No doubt about it, the Internet is a fabulous tool for sharing information. Just being able to send and receive workpiece geometry files as attachments to e-mail messages saves lots of time and avoids critical misunderstandings, for example.
No doubt about it, the Internet is a fabulous tool for sharing information. Just being able to send and receive workpiece geometry files as attachments to e-mail messages saves lots of time and avoids critical misunderstandings, for example. That's scratching the surface of how the Internet will facilitate business-to-business transactions.
But a tool is a tool—an instrument to do work. What counts in the long run is the work, getting things done, getting things made. That's why a lasting preoccupation with information technology may not be best for the American economy in the years ahead, if it means a diminished emphasis on "hard" industries such as manufacturing. The countries that are best equipped to generate wealth through advanced manufacturing (using the latest information technology as a vital tool, of course) are likely to have an advantage over countries that neglect this priority.
Manufactured goods, especially the high tech variety, are highly exportable, whereas the international appeal of information products may be limited by language or cultural differences. National economies that support a strong manufacturing sector will create more jobs and have jobs for workers of a wider range in skill and knowledge levels. Currently, the United States enjoys this advantage. Its manufacturing sector has undergone a resurgence in the last ten years—largely because it implemented information tools to enhance productivity so well in its factories.
And that's the point. This is not the time to "deindustrialize" and move to a service economy based on information technology.
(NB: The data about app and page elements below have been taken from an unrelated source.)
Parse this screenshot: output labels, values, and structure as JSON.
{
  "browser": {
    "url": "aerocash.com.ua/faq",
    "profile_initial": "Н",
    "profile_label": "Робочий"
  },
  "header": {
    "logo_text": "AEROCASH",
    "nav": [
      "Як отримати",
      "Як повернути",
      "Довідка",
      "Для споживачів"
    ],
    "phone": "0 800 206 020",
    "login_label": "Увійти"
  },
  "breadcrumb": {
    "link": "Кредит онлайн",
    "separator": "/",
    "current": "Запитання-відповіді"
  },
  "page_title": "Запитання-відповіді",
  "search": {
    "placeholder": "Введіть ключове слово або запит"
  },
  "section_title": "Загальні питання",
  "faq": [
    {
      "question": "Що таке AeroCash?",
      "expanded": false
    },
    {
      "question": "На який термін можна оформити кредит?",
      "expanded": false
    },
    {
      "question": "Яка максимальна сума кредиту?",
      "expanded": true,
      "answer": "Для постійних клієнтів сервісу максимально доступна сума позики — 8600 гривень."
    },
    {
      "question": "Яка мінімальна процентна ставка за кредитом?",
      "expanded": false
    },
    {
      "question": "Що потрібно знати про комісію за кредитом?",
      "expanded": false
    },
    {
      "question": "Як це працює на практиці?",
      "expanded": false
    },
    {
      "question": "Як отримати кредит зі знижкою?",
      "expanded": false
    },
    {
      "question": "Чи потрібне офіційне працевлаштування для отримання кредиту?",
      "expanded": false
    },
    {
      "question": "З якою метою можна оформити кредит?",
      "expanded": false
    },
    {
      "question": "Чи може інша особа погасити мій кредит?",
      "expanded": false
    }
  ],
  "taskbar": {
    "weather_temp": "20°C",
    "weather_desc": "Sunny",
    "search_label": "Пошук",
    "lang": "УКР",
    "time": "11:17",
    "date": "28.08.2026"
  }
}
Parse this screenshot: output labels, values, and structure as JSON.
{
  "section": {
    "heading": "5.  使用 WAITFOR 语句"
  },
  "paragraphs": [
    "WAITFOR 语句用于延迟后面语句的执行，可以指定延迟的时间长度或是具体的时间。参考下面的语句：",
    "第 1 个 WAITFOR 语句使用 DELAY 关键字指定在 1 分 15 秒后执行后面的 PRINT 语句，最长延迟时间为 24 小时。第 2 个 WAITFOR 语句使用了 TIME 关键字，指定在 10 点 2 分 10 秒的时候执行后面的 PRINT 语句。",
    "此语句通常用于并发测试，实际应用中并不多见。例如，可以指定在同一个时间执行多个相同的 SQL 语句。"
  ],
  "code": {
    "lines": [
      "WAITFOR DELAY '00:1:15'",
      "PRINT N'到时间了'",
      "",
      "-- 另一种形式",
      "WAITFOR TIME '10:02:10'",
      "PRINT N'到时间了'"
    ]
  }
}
We must maintain our leadership in both "soft" and "hard" sectors of the economy by staying ahead in the development of information tools such as the Internet as well as by staying ahead in the implementation of these tools in manufacturing.
Of course, we've all heard about those Internet companies starting up on a shoestring, going public with a stock offering that quadruples in value after the first day of trading, and winding up with a market capitalization exceeding some blue chip corporations.
Ironically, it turns out that many Internet companies have yet to turn a profit. Meanwhile, manufacturing, the business of making money by making things, stands to gain tremendously from the new information-sharing tools emerging on the Internet. Investors and policy makers should take note.